**To do:** From the first line to the last, retype the data below exactly.

**Input material:**
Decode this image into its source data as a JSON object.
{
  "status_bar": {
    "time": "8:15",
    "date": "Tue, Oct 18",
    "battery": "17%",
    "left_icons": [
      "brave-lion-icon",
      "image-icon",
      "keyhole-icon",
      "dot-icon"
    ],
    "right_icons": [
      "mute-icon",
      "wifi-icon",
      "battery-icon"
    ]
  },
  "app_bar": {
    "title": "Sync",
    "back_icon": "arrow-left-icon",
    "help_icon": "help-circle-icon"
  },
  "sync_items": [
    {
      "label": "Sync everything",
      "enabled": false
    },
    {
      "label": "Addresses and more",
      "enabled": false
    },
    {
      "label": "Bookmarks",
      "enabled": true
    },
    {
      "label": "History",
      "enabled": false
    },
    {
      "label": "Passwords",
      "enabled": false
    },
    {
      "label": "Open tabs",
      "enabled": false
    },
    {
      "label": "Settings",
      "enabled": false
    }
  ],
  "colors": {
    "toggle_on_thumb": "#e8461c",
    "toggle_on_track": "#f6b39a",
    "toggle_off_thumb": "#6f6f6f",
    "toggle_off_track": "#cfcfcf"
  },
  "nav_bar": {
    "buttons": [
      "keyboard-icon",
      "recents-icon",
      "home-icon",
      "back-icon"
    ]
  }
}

**Completed task:**
Decode this image into its source data as a JSON object.
{
  "status_bar": {
    "time": "8:15",
    "date": "Tue, Oct 18",
    "battery": "17%",
    "left_icons": [
      "brave-lion-icon",
      "image-icon",
      "keyhole-icon",
      "dot-icon"
    ],
    "right_icons": [
      "mute-icon",
      "wifi-icon",
      "battery-icon"
    ]
  },
  "app_bar": {
    "title": "Sync",
    "back_icon": "arrow-left-icon",
    "help_icon": "help-circle-icon"
  },
  "sync_items": [
    {
      "label": "Sync everything",
      "enabled": false
    },
    {
      "label": "Addresses and more",
      "enabled": false
    },
    {
      "label": "Bookmarks",
      "enabled": true
    },
    {
      "label": "History",
      "enabled": false
    },
    {
      "label": "Passwords",
      "enabled": false
    },
    {
      "label": "Open tabs",
      "enabled": false
    },
    {
      "label": "Settings",
      "enabled": false
    }
  ],
  "colors": {
    "toggle_on_thumb": "#e8461c",
    "toggle_on_track": "#f6b39a",
    "toggle_off_thumb": "#6f6f6f",
    "toggle_off_track": "#cfcfcf"
  },
  "nav_bar": {
    "buttons": [
      "keyboard-icon",
      "recents-icon",
      "home-icon",
      "back-icon"
    ]
  }
}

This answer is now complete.